Top of Recorded data

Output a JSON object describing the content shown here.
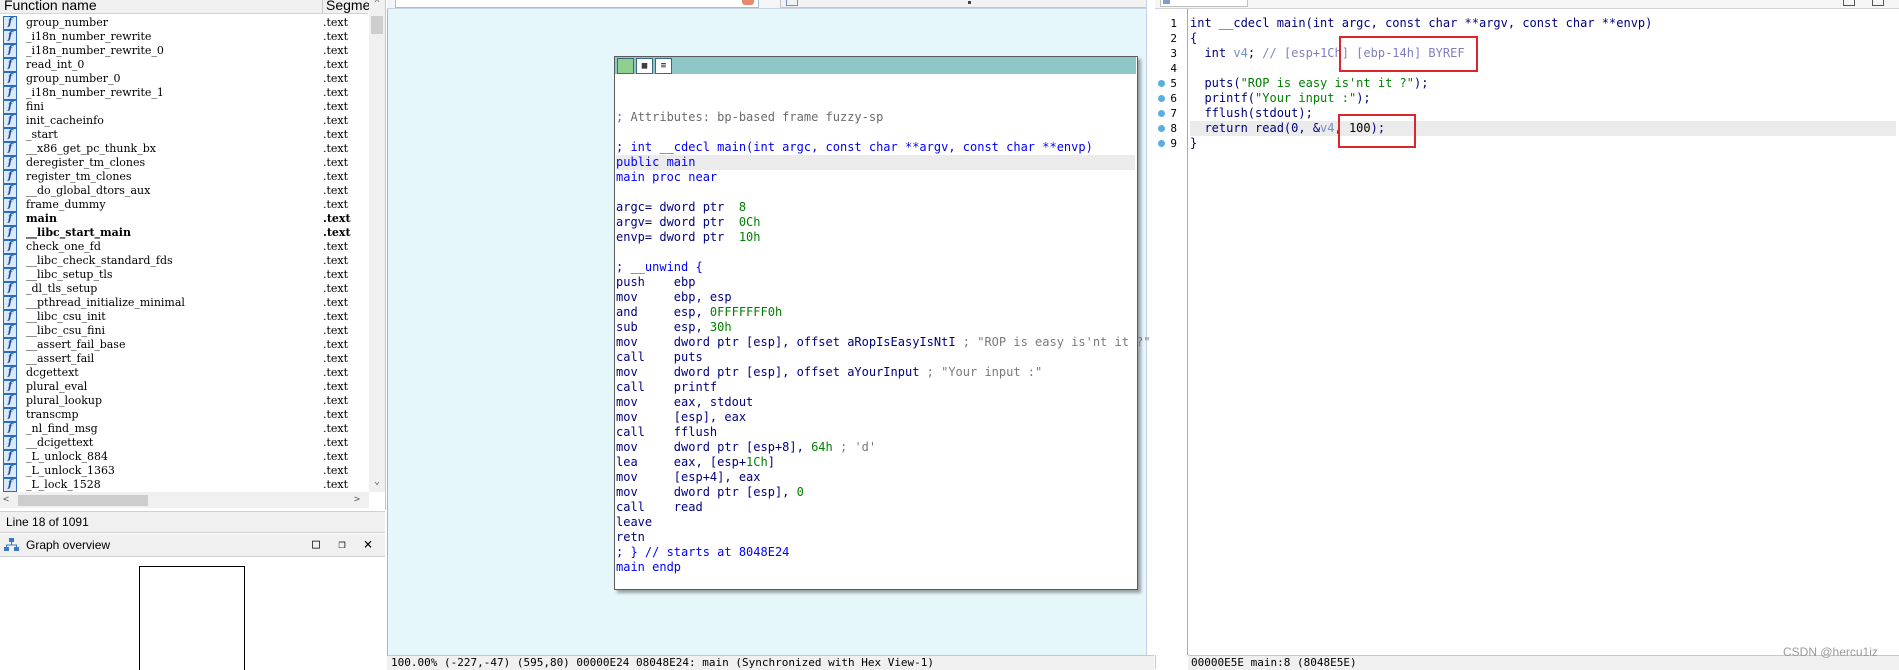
{
  "function_list": {
    "header_name": "Function name",
    "header_segment": "Segme",
    "rows": [
      {
        "name": "group_number",
        "segment": ".text"
      },
      {
        "name": "_i18n_number_rewrite",
        "segment": ".text"
      },
      {
        "name": "_i18n_number_rewrite_0",
        "segment": ".text"
      },
      {
        "name": "read_int_0",
        "segment": ".text"
      },
      {
        "name": "group_number_0",
        "segment": ".text"
      },
      {
        "name": "_i18n_number_rewrite_1",
        "segment": ".text"
      },
      {
        "name": "fini",
        "segment": ".text"
      },
      {
        "name": "init_cacheinfo",
        "segment": ".text"
      },
      {
        "name": "_start",
        "segment": ".text"
      },
      {
        "name": "__x86_get_pc_thunk_bx",
        "segment": ".text"
      },
      {
        "name": "deregister_tm_clones",
        "segment": ".text"
      },
      {
        "name": "register_tm_clones",
        "segment": ".text"
      },
      {
        "name": "__do_global_dtors_aux",
        "segment": ".text"
      },
      {
        "name": "frame_dummy",
        "segment": ".text"
      },
      {
        "name": "main",
        "segment": ".text",
        "bold": true
      },
      {
        "name": "__libc_start_main",
        "segment": ".text",
        "bold": true
      },
      {
        "name": "check_one_fd",
        "segment": ".text"
      },
      {
        "name": "__libc_check_standard_fds",
        "segment": ".text"
      },
      {
        "name": "__libc_setup_tls",
        "segment": ".text"
      },
      {
        "name": "_dl_tls_setup",
        "segment": ".text"
      },
      {
        "name": "__pthread_initialize_minimal",
        "segment": ".text"
      },
      {
        "name": "__libc_csu_init",
        "segment": ".text"
      },
      {
        "name": "__libc_csu_fini",
        "segment": ".text"
      },
      {
        "name": "__assert_fail_base",
        "segment": ".text"
      },
      {
        "name": "__assert_fail",
        "segment": ".text"
      },
      {
        "name": "dcgettext",
        "segment": ".text"
      },
      {
        "name": "plural_eval",
        "segment": ".text"
      },
      {
        "name": "plural_lookup",
        "segment": ".text"
      },
      {
        "name": "transcmp",
        "segment": ".text"
      },
      {
        "name": "_nl_find_msg",
        "segment": ".text"
      },
      {
        "name": "__dcigettext",
        "segment": ".text"
      },
      {
        "name": "_L_unlock_884",
        "segment": ".text"
      },
      {
        "name": "_L_unlock_1363",
        "segment": ".text"
      },
      {
        "name": "_L_lock_1528",
        "segment": ".text"
      }
    ],
    "status": "Line 18 of 1091",
    "icon": "function-icon"
  },
  "graph_overview": {
    "title": "Graph overview",
    "buttons": [
      "maximize-icon",
      "restore-icon",
      "close-icon"
    ]
  },
  "graph_view": {
    "status": "100.00% (-227,-47) (595,80) 00000E24 08048E24: main (Synchronized with Hex View-1)",
    "asm": {
      "attributes": "; Attributes: bp-based frame fuzzy-sp",
      "signature": "; int __cdecl main(int argc, const char **argv, const char **envp)",
      "public": "public main",
      "proc": "main proc near",
      "argc_name": "argc= dword ptr",
      "argc_val": "8",
      "argv_name": "argv= dword ptr",
      "argv_val": "0Ch",
      "envp_name": "envp= dword ptr",
      "envp_val": "10h",
      "unwind": "; __unwind {",
      "push_op": "push    ",
      "push_arg": "ebp",
      "mov1_op": "mov     ",
      "mov1_arg": "ebp, esp",
      "and_op": "and     ",
      "and_arg": "esp, ",
      "and_num": "0FFFFFFF0h",
      "sub_op": "sub     ",
      "sub_arg": "esp, ",
      "sub_num": "30h",
      "mov2_op": "mov     ",
      "mov2_arg": "dword ptr [esp], offset aRopIsEasyIsNtI",
      "mov2_cm": " ; \"ROP is easy is'nt it ?\"",
      "call1_op": "call    ",
      "call1_arg": "puts",
      "mov3_op": "mov     ",
      "mov3_arg": "dword ptr [esp], offset aYourInput",
      "mov3_cm": " ; \"Your input :\"",
      "call2_op": "call    ",
      "call2_arg": "printf",
      "mov4_op": "mov     ",
      "mov4_arg": "eax, stdout",
      "mov5_op": "mov     ",
      "mov5_arg": "[esp], eax",
      "call3_op": "call    ",
      "call3_arg": "fflush",
      "mov6_op": "mov     ",
      "mov6_arg": "dword ptr [esp+8], ",
      "mov6_num": "64h",
      "mov6_cm": " ; 'd'",
      "lea_op": "lea     ",
      "lea_arg": "eax, [esp+",
      "lea_num": "1Ch",
      "lea_end": "]",
      "mov7_op": "mov     ",
      "mov7_arg": "[esp+4], eax",
      "mov8_op": "mov     ",
      "mov8_arg": "dword ptr [esp], ",
      "mov8_num": "0",
      "call4_op": "call    ",
      "call4_arg": "read",
      "leave": "leave",
      "retn": "retn",
      "end_unwind": "; } // starts at 8048E24",
      "endp": "main endp"
    }
  },
  "pseudocode": {
    "line_numbers": [
      "1",
      "2",
      "3",
      "4",
      "5",
      "6",
      "7",
      "8",
      "9"
    ],
    "l1": "int __cdecl main(int argc, const char **argv, const char **envp)",
    "l2": "{",
    "l3_a": "  int ",
    "l3_v": "v4",
    "l3_b": "; ",
    "l3_cm": "// [esp+1Ch] [ebp-14h] BYREF",
    "l5_a": "  puts(",
    "l5_s": "\"ROP is easy is'nt it ?\"",
    "l5_b": ");",
    "l6_a": "  printf(",
    "l6_s": "\"Your input :\"",
    "l6_b": ");",
    "l7": "  fflush(stdout);",
    "l8_a": "  return read(0, &",
    "l8_v": "v4",
    "l8_b": ", ",
    "l8_n": "100",
    "l8_c": ");",
    "l9": "}",
    "status": "00000E5E main:8 (8048E5E)"
  },
  "watermark": "CSDN @hercu1iz",
  "colors": {
    "graph_bg": "#e6f7fb",
    "highlight_box": "#e0242c",
    "node_title": "#8fc7c9",
    "keyword_blue": "#000080",
    "string_green": "#008000"
  }
}
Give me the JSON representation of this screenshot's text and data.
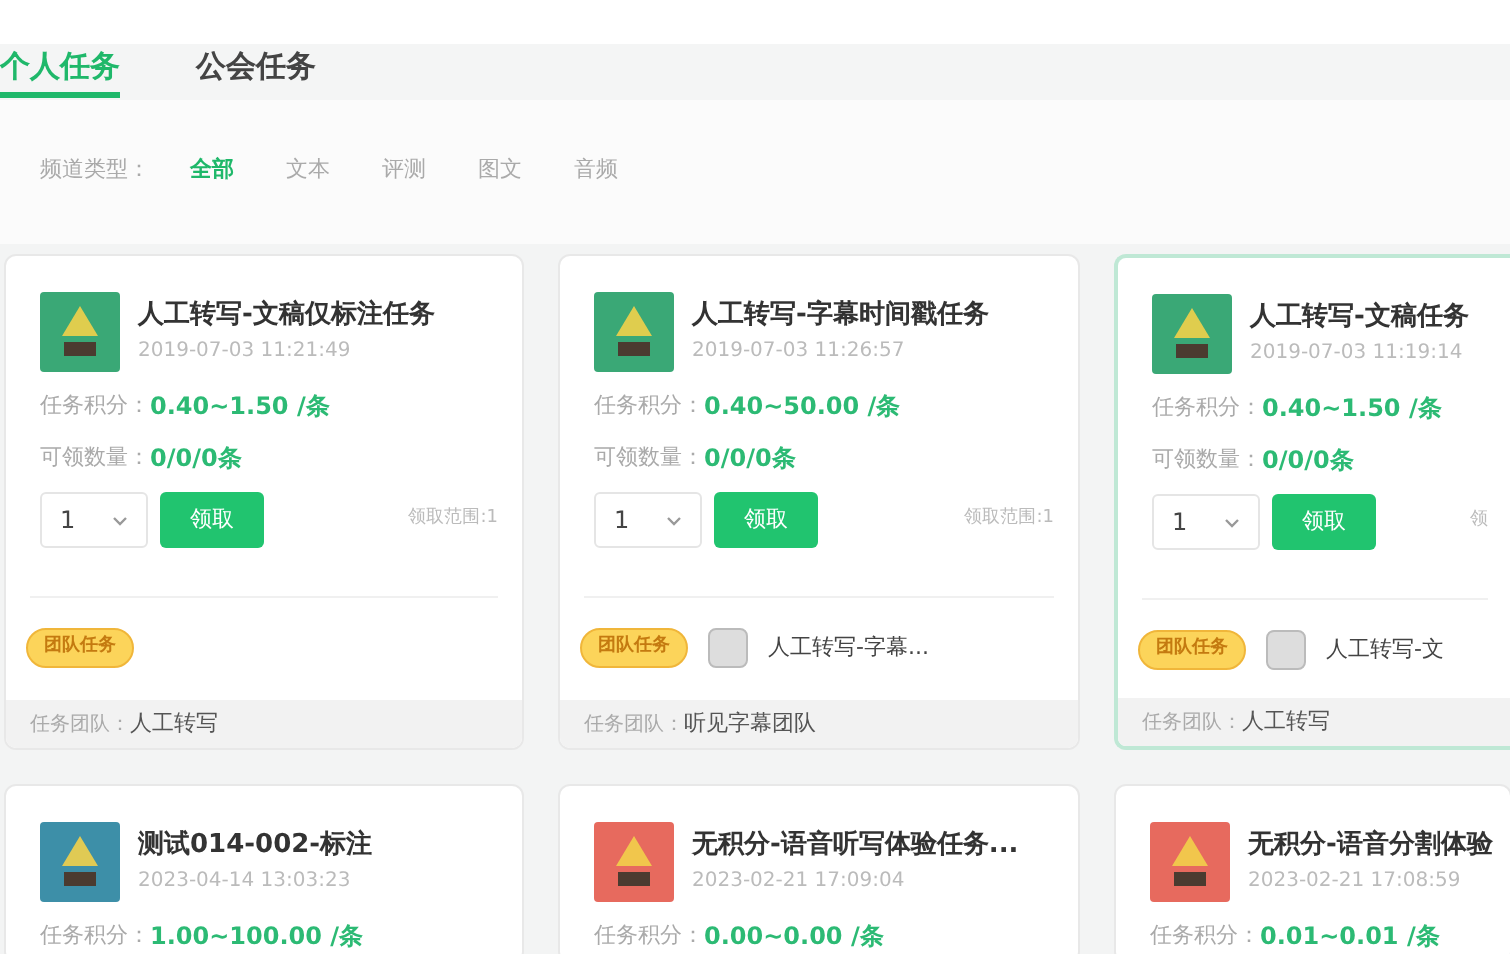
{
  "tabs": [
    {
      "label": "个人任务",
      "selected": true
    },
    {
      "label": "公会任务",
      "selected": false
    }
  ],
  "filter": {
    "label": "频道类型：",
    "options": [
      {
        "label": "全部",
        "selected": true
      },
      {
        "label": "文本",
        "selected": false
      },
      {
        "label": "评测",
        "selected": false
      },
      {
        "label": "图文",
        "selected": false
      },
      {
        "label": "音频",
        "selected": false
      }
    ]
  },
  "tasks": [
    {
      "title": "人工转写-文稿仅标注任务",
      "time": "2019-07-03 11:21:49",
      "color": "#3aa876",
      "points_label": "任务积分：",
      "points": "0.40~1.50 /条",
      "quantity_label": "可领数量：",
      "quantity": "0/0/0条",
      "select_value": "1",
      "claim_button": "领取",
      "range": "领取范围:1",
      "badge": "团队任务",
      "team_label": "任务团队：",
      "team": "人工转写",
      "selected": false
    },
    {
      "title": "人工转写-字幕时间戳任务",
      "time": "2019-07-03 11:26:57",
      "color": "#3aa876",
      "points_label": "任务积分：",
      "points": "0.40~50.00 /条",
      "quantity_label": "可领数量：",
      "quantity": "0/0/0条",
      "select_value": "1",
      "claim_button": "领取",
      "range": "领取范围:1",
      "badge": "团队任务",
      "team_project": "人工转写-字幕...",
      "team_label": "任务团队：",
      "team": "听见字幕团队",
      "selected": false
    },
    {
      "title": "人工转写-文稿任务",
      "time": "2019-07-03 11:19:14",
      "color": "#3aa876",
      "points_label": "任务积分：",
      "points": "0.40~1.50 /条",
      "quantity_label": "可领数量：",
      "quantity": "0/0/0条",
      "select_value": "1",
      "claim_button": "领取",
      "range": "领",
      "badge": "团队任务",
      "team_project": "人工转写-文",
      "team_label": "任务团队：",
      "team": "人工转写",
      "selected": true
    },
    {
      "title": "测试014-002-标注",
      "time": "2023-04-14 13:03:23",
      "color": "#3d8fa8",
      "points_label": "任务积分：",
      "points": "1.00~100.00 /条",
      "selected": false
    },
    {
      "title": "无积分-语音听写体验任务...",
      "time": "2023-02-21 17:09:04",
      "color": "#e76a5e",
      "points_label": "任务积分：",
      "points": "0.00~0.00 /条",
      "selected": false
    },
    {
      "title": "无积分-语音分割体验",
      "time": "2023-02-21 17:08:59",
      "color": "#e76a5e",
      "points_label": "任务积分：",
      "points": "0.01~0.01 /条",
      "selected": false
    }
  ]
}
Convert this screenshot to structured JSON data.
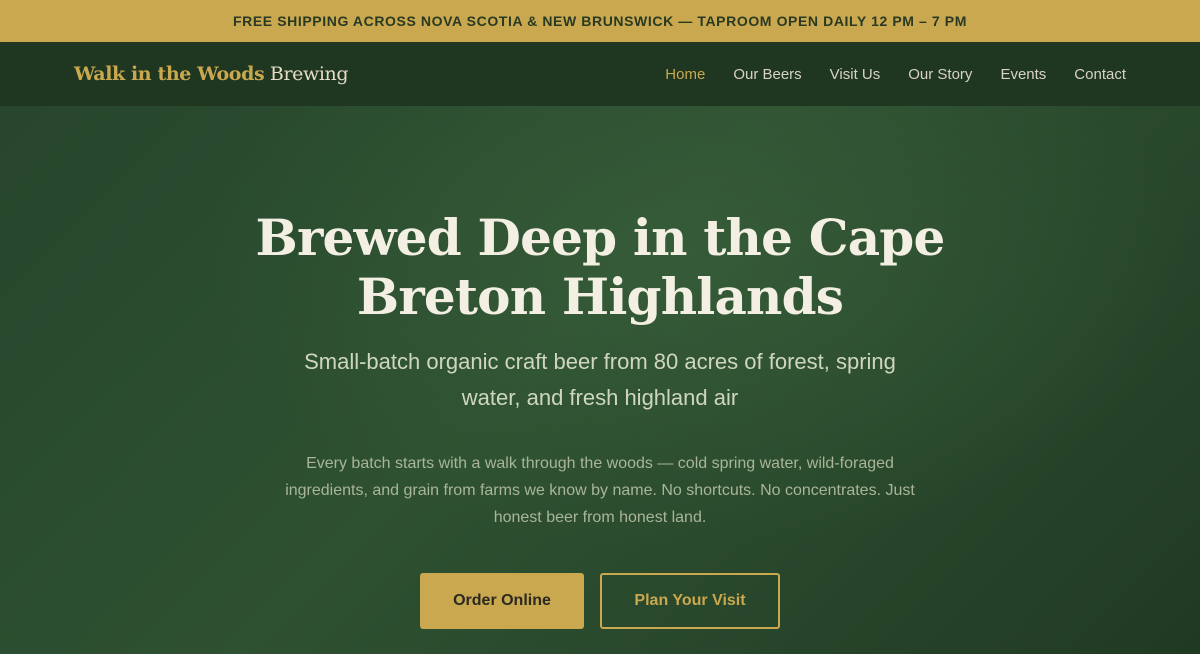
{
  "announcement": "FREE SHIPPING ACROSS NOVA SCOTIA & NEW BRUNSWICK — TAPROOM OPEN DAILY 12 PM – 7 PM",
  "logo": {
    "primary": "Walk in the Woods",
    "secondary": " Brewing"
  },
  "nav": {
    "items": [
      {
        "label": "Home",
        "active": true
      },
      {
        "label": "Our Beers",
        "active": false
      },
      {
        "label": "Visit Us",
        "active": false
      },
      {
        "label": "Our Story",
        "active": false
      },
      {
        "label": "Events",
        "active": false
      },
      {
        "label": "Contact",
        "active": false
      }
    ]
  },
  "hero": {
    "title": "Brewed Deep in the Cape Breton Highlands",
    "subtitle": "Small-batch organic craft beer from 80 acres of forest, spring water, and fresh highland air",
    "body": "Every batch starts with a walk through the woods — cold spring water, wild-foraged ingredients, and grain from farms we know by name. No shortcuts. No concentrates. Just honest beer from honest land.",
    "primary_cta": "Order Online",
    "secondary_cta": "Plan Your Visit"
  },
  "colors": {
    "accent": "#c9a84f",
    "nav_bg": "#1f3620",
    "hero_bg": "#2e5131",
    "text_light": "#f4efe3"
  }
}
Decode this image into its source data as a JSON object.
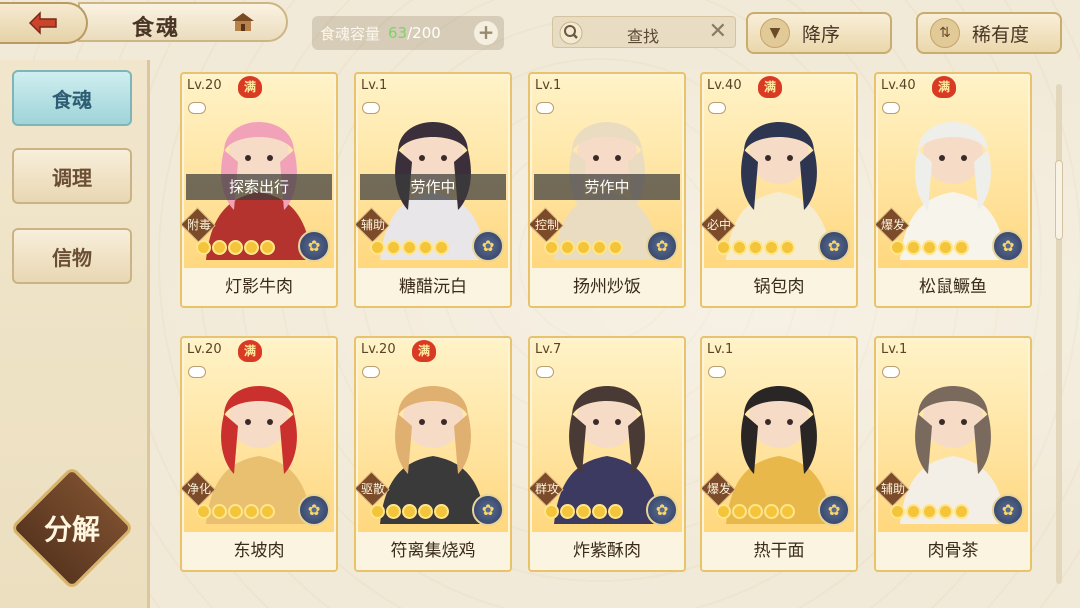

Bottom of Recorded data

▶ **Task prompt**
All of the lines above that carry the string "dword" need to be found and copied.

▶ **Task response**
      "argc_name": "argc= dword ptr",
      "argv_name": "argv= dword ptr",
      "envp_name": "envp= dword ptr",
      "mov2_arg": "dword ptr [esp], offset aRopIsEasyIsNtI",
      "mov3_arg": "dword ptr [esp], offset aYourInput",
      "mov6_arg": "dword ptr [esp+8], ",
      "mov8_arg": "dword ptr [esp], ",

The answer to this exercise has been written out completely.